We were in Rome, and our day was full of perusing the many Catholic churches in the area, churches full of both beauty and history. Many of these churches sparked debate between us in our tour group, whether or not the beauty of portraying the saints in such an artistic way invoked worship of God, or worship of fallible people. What is honoring, and what is beauty? How does one live in the tension, the many areas of grey?
One of our stops was at the Scala Sancta. Here is where church tradition believes that Jesus himself walked on these steps, leading up to the praetorium of Pontius Pilate in Jerusalem as he went to his trial, and shortly after, was crucified. Now, people come and kneel on each of these steps, making their way up slowly, praying on the way for those souls in purgatory to be released to Heaven.
The wonderful thing about those steps for those who call themselves “protestants” is that this is where Martin Luther had the beginnings of his breakthrough. As he prayed up those steps on his knees, he continued to hear the words of Romans that he had memorized in his head. He reached the top and remembered these words:

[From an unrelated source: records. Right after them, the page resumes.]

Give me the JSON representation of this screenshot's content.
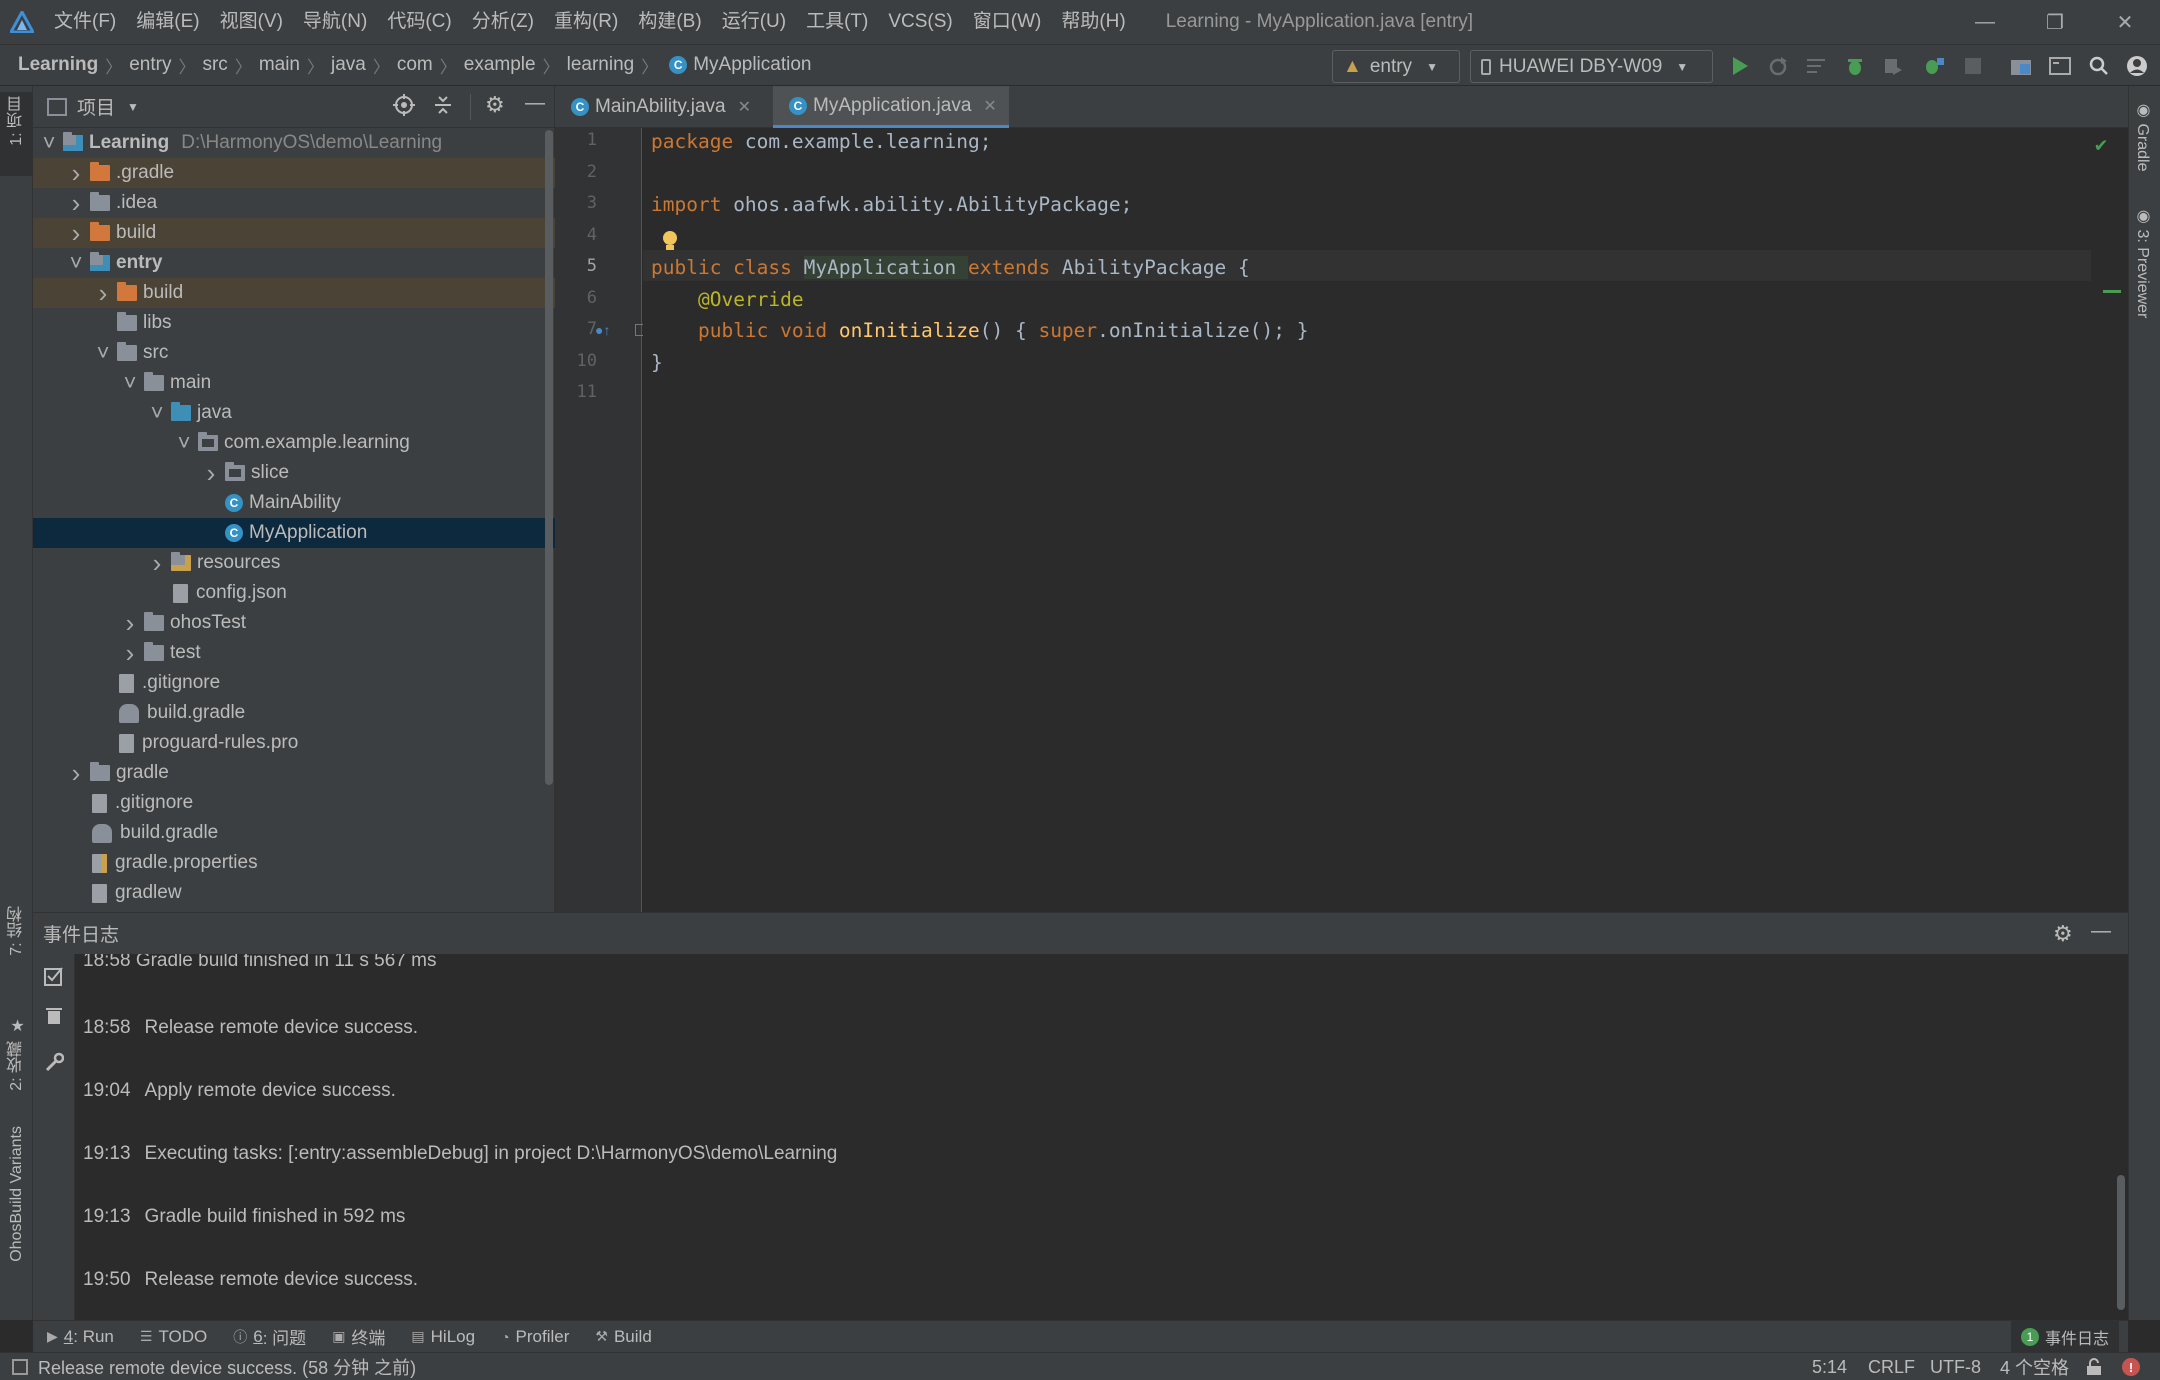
{
  "app": {
    "window_title": "Learning - MyApplication.java [entry]",
    "menu": [
      "文件(F)",
      "编辑(E)",
      "视图(V)",
      "导航(N)",
      "代码(C)",
      "分析(Z)",
      "重构(R)",
      "构建(B)",
      "运行(U)",
      "工具(T)",
      "VCS(S)",
      "窗口(W)",
      "帮助(H)"
    ]
  },
  "breadcrumb": [
    "Learning",
    "entry",
    "src",
    "main",
    "java",
    "com",
    "example",
    "learning",
    "MyApplication"
  ],
  "toolbar": {
    "module_combo": "entry",
    "device_combo": "HUAWEI DBY-W09"
  },
  "left_stripe": {
    "project_tab": "1: 项目",
    "structure_tab": "7: 结构",
    "favorites_tab": "2: 收藏",
    "build_variants_tab": "OhosBuild Variants"
  },
  "right_stripe": {
    "gradle_tab": "Gradle",
    "previewer_tab": "3: Previewer"
  },
  "project_panel": {
    "title": "项目",
    "tree": [
      {
        "label": "Learning",
        "suffix": "D:\\HarmonyOS\\demo\\Learning",
        "depth": 0,
        "state": "open",
        "icon": "module-folder",
        "bold": true
      },
      {
        "label": ".gradle",
        "depth": 1,
        "state": "closed",
        "icon": "orange-folder",
        "hl": true
      },
      {
        "label": ".idea",
        "depth": 1,
        "state": "closed",
        "icon": "folder"
      },
      {
        "label": "build",
        "depth": 1,
        "state": "closed",
        "icon": "orange-folder",
        "hl": true
      },
      {
        "label": "entry",
        "depth": 1,
        "state": "open",
        "icon": "module-folder",
        "bold": true
      },
      {
        "label": "build",
        "depth": 2,
        "state": "closed",
        "icon": "orange-folder",
        "hl": true
      },
      {
        "label": "libs",
        "depth": 2,
        "state": "none",
        "icon": "folder"
      },
      {
        "label": "src",
        "depth": 2,
        "state": "open",
        "icon": "folder"
      },
      {
        "label": "main",
        "depth": 3,
        "state": "open",
        "icon": "folder"
      },
      {
        "label": "java",
        "depth": 4,
        "state": "open",
        "icon": "blue-folder"
      },
      {
        "label": "com.example.learning",
        "depth": 5,
        "state": "open",
        "icon": "package"
      },
      {
        "label": "slice",
        "depth": 6,
        "state": "closed",
        "icon": "package"
      },
      {
        "label": "MainAbility",
        "depth": 6,
        "state": "none",
        "icon": "class"
      },
      {
        "label": "MyApplication",
        "depth": 6,
        "state": "none",
        "icon": "class",
        "selected": true
      },
      {
        "label": "resources",
        "depth": 4,
        "state": "closed",
        "icon": "res-folder"
      },
      {
        "label": "config.json",
        "depth": 4,
        "state": "none",
        "icon": "json-file"
      },
      {
        "label": "ohosTest",
        "depth": 3,
        "state": "closed",
        "icon": "folder"
      },
      {
        "label": "test",
        "depth": 3,
        "state": "closed",
        "icon": "folder"
      },
      {
        "label": ".gitignore",
        "depth": 2,
        "state": "none",
        "icon": "file"
      },
      {
        "label": "build.gradle",
        "depth": 2,
        "state": "none",
        "icon": "gradle-file"
      },
      {
        "label": "proguard-rules.pro",
        "depth": 2,
        "state": "none",
        "icon": "file"
      },
      {
        "label": "gradle",
        "depth": 1,
        "state": "closed",
        "icon": "folder"
      },
      {
        "label": ".gitignore",
        "depth": 1,
        "state": "none",
        "icon": "file"
      },
      {
        "label": "build.gradle",
        "depth": 1,
        "state": "none",
        "icon": "gradle-file"
      },
      {
        "label": "gradle.properties",
        "depth": 1,
        "state": "none",
        "icon": "props-file"
      },
      {
        "label": "gradlew",
        "depth": 1,
        "state": "none",
        "icon": "exec-file"
      }
    ]
  },
  "editor": {
    "tabs": [
      {
        "label": "MainAbility.java",
        "active": false
      },
      {
        "label": "MyApplication.java",
        "active": true
      }
    ],
    "line_numbers": [
      "1",
      "2",
      "3",
      "4",
      "5",
      "6",
      "7",
      "10",
      "11"
    ],
    "code": [
      {
        "ln": "1",
        "tokens": [
          [
            "kw",
            "package "
          ],
          [
            "plain",
            "com.example.learning;"
          ]
        ]
      },
      {
        "ln": "2",
        "tokens": []
      },
      {
        "ln": "3",
        "tokens": [
          [
            "kw",
            "import "
          ],
          [
            "plain",
            "ohos.aafwk.ability.AbilityPackage;"
          ]
        ]
      },
      {
        "ln": "4",
        "tokens": []
      },
      {
        "ln": "5",
        "tokens": [
          [
            "kw",
            "public class "
          ],
          [
            "plain",
            "MyApplication "
          ],
          [
            "kw",
            "extends "
          ],
          [
            "plain",
            "AbilityPackage {"
          ]
        ]
      },
      {
        "ln": "6",
        "tokens": [
          [
            "plain",
            "    "
          ],
          [
            "ann",
            "@Override"
          ]
        ]
      },
      {
        "ln": "7",
        "tokens": [
          [
            "plain",
            "    "
          ],
          [
            "kw",
            "public void "
          ],
          [
            "fn",
            "onInitialize"
          ],
          [
            "plain",
            "() { "
          ],
          [
            "kw",
            "super"
          ],
          [
            "plain",
            ".onInitialize(); }"
          ]
        ]
      },
      {
        "ln": "10",
        "tokens": [
          [
            "plain",
            "}"
          ]
        ]
      },
      {
        "ln": "11",
        "tokens": []
      }
    ]
  },
  "event_log": {
    "title": "事件日志",
    "partial_first": "18:58  Gradle build finished in 11 s 567 ms",
    "entries": [
      {
        "time": "18:58",
        "text": "Release remote device success."
      },
      {
        "time": "19:04",
        "text": "Apply remote device success."
      },
      {
        "time": "19:13",
        "text": "Executing tasks: [:entry:assembleDebug] in project D:\\HarmonyOS\\demo\\Learning"
      },
      {
        "time": "19:13",
        "text": "Gradle build finished in 592 ms"
      },
      {
        "time": "19:50",
        "text": "Release remote device success."
      }
    ]
  },
  "bottom_tools": [
    {
      "num": "4",
      "label": ": Run",
      "icon": "run-icon"
    },
    {
      "num": "",
      "label": "TODO",
      "icon": "todo-icon"
    },
    {
      "num": "6",
      "label": ": 问题",
      "icon": "problems-icon"
    },
    {
      "num": "",
      "label": "终端",
      "icon": "terminal-icon"
    },
    {
      "num": "",
      "label": "HiLog",
      "icon": "hilog-icon"
    },
    {
      "num": "",
      "label": "Profiler",
      "icon": "profiler-icon"
    },
    {
      "num": "",
      "label": "Build",
      "icon": "build-icon"
    }
  ],
  "event_log_button": {
    "badge": "1",
    "label": "事件日志"
  },
  "status": {
    "message": "Release remote device success. (58 分钟 之前)",
    "position": "5:14",
    "line_sep": "CRLF",
    "encoding": "UTF-8",
    "indent": "4 个空格"
  },
  "colors": {
    "accent": "#4a88c7",
    "run_green": "#499c54",
    "selection": "#0d293e",
    "ignored_highlight": "#4b4436"
  }
}
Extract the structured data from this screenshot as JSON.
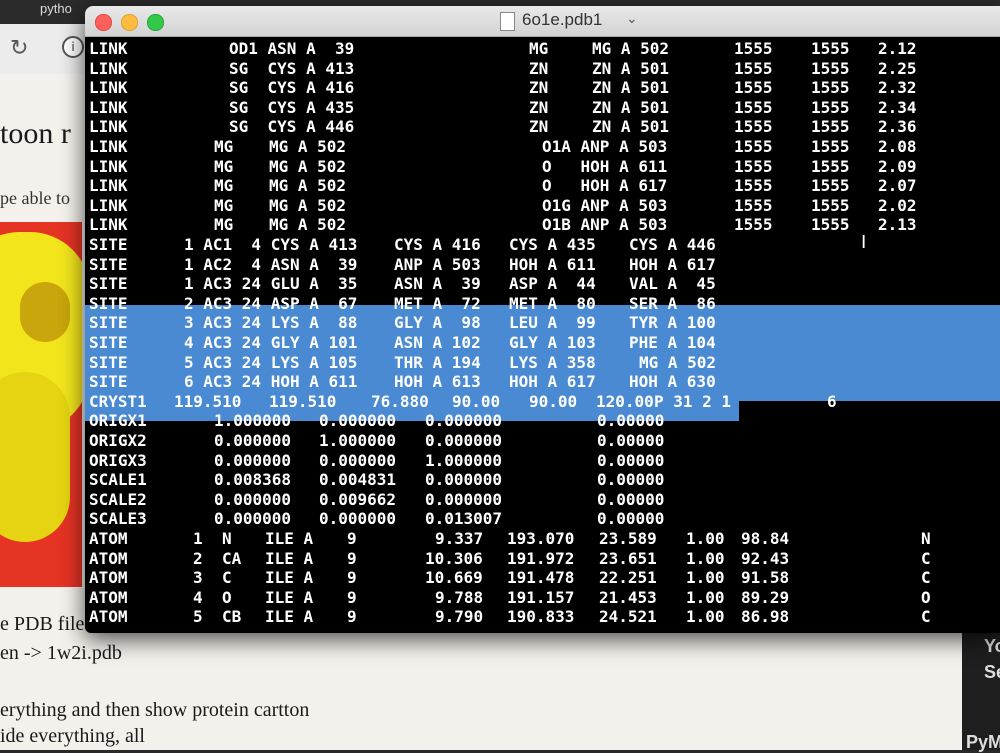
{
  "browser": {
    "tab_label": "pytho",
    "heading_fragment": "toon r",
    "text_lines": [
      "pe able to",
      "e PDB file",
      "en -> 1w2i.pdb",
      "erything and then show protein cartton",
      "ide everything, all"
    ],
    "side_panel_text": [
      "Yo",
      "Se",
      "PyM"
    ]
  },
  "terminal": {
    "title": "6o1e.pdb1",
    "accent_color": "#4a8ad2",
    "selected_rows": [
      12,
      13,
      14,
      15,
      16,
      17
    ],
    "records": [
      {
        "r": "LINK",
        "c": [
          [
            "OD1 ASN A  39",
            140
          ],
          [
            "MG",
            440
          ],
          [
            "MG A 502",
            503
          ],
          [
            "1555",
            645
          ],
          [
            "1555",
            722
          ],
          [
            "2.12",
            789
          ]
        ]
      },
      {
        "r": "LINK",
        "c": [
          [
            "SG  CYS A 413",
            140
          ],
          [
            "ZN",
            440
          ],
          [
            "ZN A 501",
            503
          ],
          [
            "1555",
            645
          ],
          [
            "1555",
            722
          ],
          [
            "2.25",
            789
          ]
        ]
      },
      {
        "r": "LINK",
        "c": [
          [
            "SG  CYS A 416",
            140
          ],
          [
            "ZN",
            440
          ],
          [
            "ZN A 501",
            503
          ],
          [
            "1555",
            645
          ],
          [
            "1555",
            722
          ],
          [
            "2.32",
            789
          ]
        ]
      },
      {
        "r": "LINK",
        "c": [
          [
            "SG  CYS A 435",
            140
          ],
          [
            "ZN",
            440
          ],
          [
            "ZN A 501",
            503
          ],
          [
            "1555",
            645
          ],
          [
            "1555",
            722
          ],
          [
            "2.34",
            789
          ]
        ]
      },
      {
        "r": "LINK",
        "c": [
          [
            "SG  CYS A 446",
            140
          ],
          [
            "ZN",
            440
          ],
          [
            "ZN A 501",
            503
          ],
          [
            "1555",
            645
          ],
          [
            "1555",
            722
          ],
          [
            "2.36",
            789
          ]
        ]
      },
      {
        "r": "LINK",
        "c": [
          [
            "MG",
            125
          ],
          [
            "MG A 502",
            180
          ],
          [
            "O1A ANP A 503",
            453
          ],
          [
            "1555",
            645
          ],
          [
            "1555",
            722
          ],
          [
            "2.08",
            789
          ]
        ]
      },
      {
        "r": "LINK",
        "c": [
          [
            "MG",
            125
          ],
          [
            "MG A 502",
            180
          ],
          [
            "O   HOH A 611",
            453
          ],
          [
            "1555",
            645
          ],
          [
            "1555",
            722
          ],
          [
            "2.09",
            789
          ]
        ]
      },
      {
        "r": "LINK",
        "c": [
          [
            "MG",
            125
          ],
          [
            "MG A 502",
            180
          ],
          [
            "O   HOH A 617",
            453
          ],
          [
            "1555",
            645
          ],
          [
            "1555",
            722
          ],
          [
            "2.07",
            789
          ]
        ]
      },
      {
        "r": "LINK",
        "c": [
          [
            "MG",
            125
          ],
          [
            "MG A 502",
            180
          ],
          [
            "O1G ANP A 503",
            453
          ],
          [
            "1555",
            645
          ],
          [
            "1555",
            722
          ],
          [
            "2.02",
            789
          ]
        ]
      },
      {
        "r": "LINK",
        "c": [
          [
            "MG",
            125
          ],
          [
            "MG A 502",
            180
          ],
          [
            "O1B ANP A 503",
            453
          ],
          [
            "1555",
            645
          ],
          [
            "1555",
            722
          ],
          [
            "2.13",
            789
          ]
        ]
      },
      {
        "r": "SITE",
        "c": [
          [
            "1 AC1  4 CYS A 413",
            95
          ],
          [
            "CYS A 416",
            305
          ],
          [
            "CYS A 435",
            420
          ],
          [
            "CYS A 446",
            540
          ]
        ]
      },
      {
        "r": "SITE",
        "c": [
          [
            "1 AC2  4 ASN A  39",
            95
          ],
          [
            "ANP A 503",
            305
          ],
          [
            "HOH A 611",
            420
          ],
          [
            "HOH A 617",
            540
          ]
        ]
      },
      {
        "r": "SITE",
        "c": [
          [
            "1 AC3 24 GLU A  35",
            95
          ],
          [
            "ASN A  39",
            305
          ],
          [
            "ASP A  44",
            420
          ],
          [
            "VAL A  45",
            540
          ]
        ]
      },
      {
        "r": "SITE",
        "c": [
          [
            "2 AC3 24 ASP A  67",
            95
          ],
          [
            "MET A  72",
            305
          ],
          [
            "MET A  80",
            420
          ],
          [
            "SER A  86",
            540
          ]
        ]
      },
      {
        "r": "SITE",
        "c": [
          [
            "3 AC3 24 LYS A  88",
            95
          ],
          [
            "GLY A  98",
            305
          ],
          [
            "LEU A  99",
            420
          ],
          [
            "TYR A 100",
            540
          ]
        ]
      },
      {
        "r": "SITE",
        "c": [
          [
            "4 AC3 24 GLY A 101",
            95
          ],
          [
            "ASN A 102",
            305
          ],
          [
            "GLY A 103",
            420
          ],
          [
            "PHE A 104",
            540
          ]
        ]
      },
      {
        "r": "SITE",
        "c": [
          [
            "5 AC3 24 LYS A 105",
            95
          ],
          [
            "THR A 194",
            305
          ],
          [
            "LYS A 358",
            420
          ],
          [
            "MG A 502",
            550
          ]
        ]
      },
      {
        "r": "SITE",
        "c": [
          [
            "6 AC3 24 HOH A 611",
            95
          ],
          [
            "HOH A 613",
            305
          ],
          [
            "HOH A 617",
            420
          ],
          [
            "HOH A 630",
            540
          ]
        ]
      },
      {
        "r": "CRYST1",
        "c": [
          [
            "119.510",
            85
          ],
          [
            "119.510",
            180
          ],
          [
            "76.880",
            282
          ],
          [
            "90.00",
            363
          ],
          [
            "90.00",
            440
          ],
          [
            "120.00",
            507
          ],
          [
            "P 31 2 1",
            565
          ],
          [
            "6",
            738
          ]
        ]
      },
      {
        "r": "ORIGX1",
        "c": [
          [
            "1.000000",
            125
          ],
          [
            "0.000000",
            230
          ],
          [
            "0.000000",
            336
          ],
          [
            "0.00000",
            508
          ]
        ]
      },
      {
        "r": "ORIGX2",
        "c": [
          [
            "0.000000",
            125
          ],
          [
            "1.000000",
            230
          ],
          [
            "0.000000",
            336
          ],
          [
            "0.00000",
            508
          ]
        ]
      },
      {
        "r": "ORIGX3",
        "c": [
          [
            "0.000000",
            125
          ],
          [
            "0.000000",
            230
          ],
          [
            "1.000000",
            336
          ],
          [
            "0.00000",
            508
          ]
        ]
      },
      {
        "r": "SCALE1",
        "c": [
          [
            "0.008368",
            125
          ],
          [
            "0.004831",
            230
          ],
          [
            "0.000000",
            336
          ],
          [
            "0.00000",
            508
          ]
        ]
      },
      {
        "r": "SCALE2",
        "c": [
          [
            "0.000000",
            125
          ],
          [
            "0.009662",
            230
          ],
          [
            "0.000000",
            336
          ],
          [
            "0.00000",
            508
          ]
        ]
      },
      {
        "r": "SCALE3",
        "c": [
          [
            "0.000000",
            125
          ],
          [
            "0.000000",
            230
          ],
          [
            "0.013007",
            336
          ],
          [
            "0.00000",
            508
          ]
        ]
      },
      {
        "r": "ATOM",
        "c": [
          [
            "1",
            104
          ],
          [
            "N",
            133
          ],
          [
            "ILE A",
            176
          ],
          [
            "9",
            258
          ],
          [
            "9.337",
            346
          ],
          [
            "193.070",
            418
          ],
          [
            "23.589",
            510
          ],
          [
            "1.00",
            597
          ],
          [
            "98.84",
            652
          ],
          [
            "N",
            832
          ]
        ]
      },
      {
        "r": "ATOM",
        "c": [
          [
            "2",
            104
          ],
          [
            "CA",
            133
          ],
          [
            "ILE A",
            176
          ],
          [
            "9",
            258
          ],
          [
            "10.306",
            336
          ],
          [
            "191.972",
            418
          ],
          [
            "23.651",
            510
          ],
          [
            "1.00",
            597
          ],
          [
            "92.43",
            652
          ],
          [
            "C",
            832
          ]
        ]
      },
      {
        "r": "ATOM",
        "c": [
          [
            "3",
            104
          ],
          [
            "C",
            133
          ],
          [
            "ILE A",
            176
          ],
          [
            "9",
            258
          ],
          [
            "10.669",
            336
          ],
          [
            "191.478",
            418
          ],
          [
            "22.251",
            510
          ],
          [
            "1.00",
            597
          ],
          [
            "91.58",
            652
          ],
          [
            "C",
            832
          ]
        ]
      },
      {
        "r": "ATOM",
        "c": [
          [
            "4",
            104
          ],
          [
            "O",
            133
          ],
          [
            "ILE A",
            176
          ],
          [
            "9",
            258
          ],
          [
            "9.788",
            346
          ],
          [
            "191.157",
            418
          ],
          [
            "21.453",
            510
          ],
          [
            "1.00",
            597
          ],
          [
            "89.29",
            652
          ],
          [
            "O",
            832
          ]
        ]
      },
      {
        "r": "ATOM",
        "c": [
          [
            "5",
            104
          ],
          [
            "CB",
            133
          ],
          [
            "ILE A",
            176
          ],
          [
            "9",
            258
          ],
          [
            "9.790",
            346
          ],
          [
            "190.833",
            418
          ],
          [
            "24.521",
            510
          ],
          [
            "1.00",
            597
          ],
          [
            "86.98",
            652
          ],
          [
            "C",
            832
          ]
        ]
      }
    ]
  }
}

This was also a day I was in some sort of mood. James and I walked around the beautiful city of Rome, clocking ten solid miles as we explored. I had absolutely no reason to feel the way I was feeling, and yet I felt so off. As soon as I felt back to normal, the guilt set in like yet another dark cloud. We were in Rome, and I was the one that had to have a bad attitude and ruin all the fun. I began my normal pattern of atonement as follows:
Apologize every thirty seconds. Sulk. Ask if there is anything I can do. Apologize some more. Maybe cry.
James is a fantastic man, and so while I’m throwing this glorious pity party, he responds the way he had all day long — with great grace. He didn’t need me to fix anything or make it up to him; he loves me because he loves me.
Let me be quite honest with you. I still sulked and apologized until I had felt as if I had made it right, payed for it, made it better. We were even, in my mind. All of it settled between us.
That night at dinner, our debates with our fellow tourists and learners turned into another conversation. A handful of our friends had grown up as Catholics. The back and forth was about the act of confession to a priest, if it was a helpful practice or an unhelpful one.
I chimed in, adding in my point about how confessing my sin aloud to the person I have sinned against is actually a beautiful gift, helping both myself to see rightly and the one I have hurt to see my want to repent, with both of us able to acknowledge aloud the goodness of forgiveness as we have been forgiven first. We agreed together, and then it was taken a step further. James said, “but when you are confessing out loud to a priest, then you get this list of things to do to pay for it, doesn’t that put the power to atone for what is wrong in your hands?”
The conversation went on, but all I could think about was how I had almost done something similar earlier in that very same day with James, and how often I do that in my everyday life. Not only does me wanting to make sure everything is “squared up” a refusal of the grace that I am offered, but it means that I get to be in control. So often, I am found sinning and as the blood of Jesus Christ is offered for me freely, I put my hand up and say, “no, I’ve got this.” It’s as if I am shouting at Christ, saying, “don’t worry, I’ll make your death worth it by making this behavior better on my own.”
What is remarkable about our ability to want to pay our way, earn our stay in good keeping, is that even Martin Luther did a similar thing. Though some Lutherans would disagree with me, one of my issues with Luther is the demand for a particular ordo salutis, needing to be baptized in order to be saved.
How quick we are to forget the grace we have been given. How prideful we are that we refuse to receive that grace upon grace.
Remember who you truly are, simul justus et peccator, simultaneously just and sinner. Remember what you have been saved from, and that you are still in need of being saved from yourself every single day. Remember the awe of His gospel, His great grace flowing freely, and keep re-remembering. This gospel is big enough to cover our forgetfulness. This gospel is big enough to cover even our pride.